July 16, 2007 Timothy Prickett Morgan
InfiniBand switch and software maker Voltaire, which is one of the few players in this part of the server and storage interconnection market, said last week that it plans to take itself public.
Voltaire was founded in 1997 and has its main headquarters in Herzeliya, Israel; its headquarters in the United States is in Billerica, Massachusetts (which is along the Route 128 high-tech corridor). The company plans to do its initial public offering on the Nasdaq stock exchange. According to the company’s filing with the U.S. Securities and Exchange Commission, Voltaire and its current backers are going to put nearly 7.7 million shares up on sale on the Nasdaq; just under 5.8 million are coming from Voltaire’s stock and just over 1.9 million are coming from its backers, who own shares. J.P. Morgan Securities Merrill Lynch are acting as joint book-running managers for Voltaire’s IPO, and Thomas Weisel Partners and RBC Capital Markets are co-managers for the IPO. The company has the uber-froid stock ticker of “VOLT.”
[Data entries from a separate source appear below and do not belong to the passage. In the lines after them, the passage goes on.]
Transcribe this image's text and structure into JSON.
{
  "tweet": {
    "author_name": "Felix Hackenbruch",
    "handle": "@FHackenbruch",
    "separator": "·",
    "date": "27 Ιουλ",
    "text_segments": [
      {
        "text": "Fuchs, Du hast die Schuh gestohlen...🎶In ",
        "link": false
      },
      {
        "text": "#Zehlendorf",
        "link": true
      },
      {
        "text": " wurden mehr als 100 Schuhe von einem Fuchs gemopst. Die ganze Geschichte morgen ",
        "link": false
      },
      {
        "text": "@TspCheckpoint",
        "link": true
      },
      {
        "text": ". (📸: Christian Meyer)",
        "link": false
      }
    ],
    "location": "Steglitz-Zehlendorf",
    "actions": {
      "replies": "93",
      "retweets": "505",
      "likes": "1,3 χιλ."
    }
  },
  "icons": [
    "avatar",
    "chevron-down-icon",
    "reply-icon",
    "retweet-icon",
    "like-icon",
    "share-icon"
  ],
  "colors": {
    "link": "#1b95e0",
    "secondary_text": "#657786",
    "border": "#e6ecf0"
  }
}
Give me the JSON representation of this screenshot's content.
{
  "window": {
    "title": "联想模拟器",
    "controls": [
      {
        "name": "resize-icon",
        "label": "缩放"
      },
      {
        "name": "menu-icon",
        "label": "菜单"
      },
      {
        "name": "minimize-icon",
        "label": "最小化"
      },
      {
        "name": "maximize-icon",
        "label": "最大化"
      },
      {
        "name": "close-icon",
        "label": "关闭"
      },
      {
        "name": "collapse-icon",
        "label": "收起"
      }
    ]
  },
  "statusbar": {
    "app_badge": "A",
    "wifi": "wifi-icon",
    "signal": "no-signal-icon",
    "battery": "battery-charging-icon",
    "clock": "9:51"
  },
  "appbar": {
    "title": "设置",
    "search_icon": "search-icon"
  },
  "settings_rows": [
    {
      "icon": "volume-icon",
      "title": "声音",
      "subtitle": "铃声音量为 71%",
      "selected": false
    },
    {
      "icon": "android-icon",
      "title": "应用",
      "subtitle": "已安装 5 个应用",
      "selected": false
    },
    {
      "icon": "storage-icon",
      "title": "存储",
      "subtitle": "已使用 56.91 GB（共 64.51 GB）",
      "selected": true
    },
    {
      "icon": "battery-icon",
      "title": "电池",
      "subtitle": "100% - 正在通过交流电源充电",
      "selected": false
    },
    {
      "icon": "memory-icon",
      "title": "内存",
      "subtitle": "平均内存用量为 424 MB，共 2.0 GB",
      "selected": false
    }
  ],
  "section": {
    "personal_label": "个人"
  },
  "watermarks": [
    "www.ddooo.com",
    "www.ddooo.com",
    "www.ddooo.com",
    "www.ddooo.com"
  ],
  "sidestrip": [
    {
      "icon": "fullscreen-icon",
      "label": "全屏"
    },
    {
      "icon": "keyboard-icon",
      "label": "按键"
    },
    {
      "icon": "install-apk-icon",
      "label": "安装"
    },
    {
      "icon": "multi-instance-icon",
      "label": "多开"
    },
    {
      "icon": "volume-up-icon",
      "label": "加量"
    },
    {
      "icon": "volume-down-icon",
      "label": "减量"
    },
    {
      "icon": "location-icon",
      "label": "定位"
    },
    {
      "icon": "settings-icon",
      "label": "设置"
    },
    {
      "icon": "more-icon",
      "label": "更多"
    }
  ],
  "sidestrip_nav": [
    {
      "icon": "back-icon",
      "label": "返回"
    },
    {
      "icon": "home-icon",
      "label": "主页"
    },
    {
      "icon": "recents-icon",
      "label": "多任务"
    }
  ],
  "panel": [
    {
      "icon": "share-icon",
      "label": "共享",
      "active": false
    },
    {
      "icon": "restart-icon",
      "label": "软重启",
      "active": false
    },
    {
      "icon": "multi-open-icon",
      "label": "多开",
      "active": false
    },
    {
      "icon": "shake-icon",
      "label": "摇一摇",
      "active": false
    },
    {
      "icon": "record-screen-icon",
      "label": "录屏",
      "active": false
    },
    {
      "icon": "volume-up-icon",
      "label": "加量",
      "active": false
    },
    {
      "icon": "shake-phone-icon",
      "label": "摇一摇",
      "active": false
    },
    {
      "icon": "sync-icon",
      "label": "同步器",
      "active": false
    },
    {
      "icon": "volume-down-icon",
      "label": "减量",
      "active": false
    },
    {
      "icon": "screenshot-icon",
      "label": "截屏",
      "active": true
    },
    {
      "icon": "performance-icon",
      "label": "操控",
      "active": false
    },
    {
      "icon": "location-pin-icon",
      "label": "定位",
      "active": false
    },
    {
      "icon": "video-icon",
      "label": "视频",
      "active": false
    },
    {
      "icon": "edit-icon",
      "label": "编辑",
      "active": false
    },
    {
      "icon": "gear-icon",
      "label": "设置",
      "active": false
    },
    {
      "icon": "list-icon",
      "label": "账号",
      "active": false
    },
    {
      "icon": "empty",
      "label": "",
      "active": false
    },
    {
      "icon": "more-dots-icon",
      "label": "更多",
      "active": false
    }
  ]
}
Voltaire anticipates that it will price the shares at between $12 and $14 a pop, and says that it will not receive any proceeds from the sale of its backers’ stock sales. For its part, Voltaire anticipates raising about $67.5 million from the offering if it hits the midrange of its target initial stock price. (This is the amount after fees are paid to the brokers and managers.) If the offering is over subscribed, another 865,462 shares from the company could be floated, raising even more cash. The proceeds will be used for business development, working capital, research and development, and to repay a $5 million loan. Some of the case, according to the filing, will be used to make acquisitions.
The InfiniBand market is coming along, but it is by no means an easy market to make money in, but it is looking like it is getting easier to come close. Voltaire posted sales of $4.9 million in 2004, with a loss of $15.4 million. In 2005, the company grew sales significantly, to $15.4 million; losses that year fell to $13.5 million. In 2006, Voltaire nearly doubled its sales to $30.4 million, but losses stayed about the same at just under $13 million. In the first three months of 2007, Voltaire had sales of $8.6 million and a net loss of $3 million.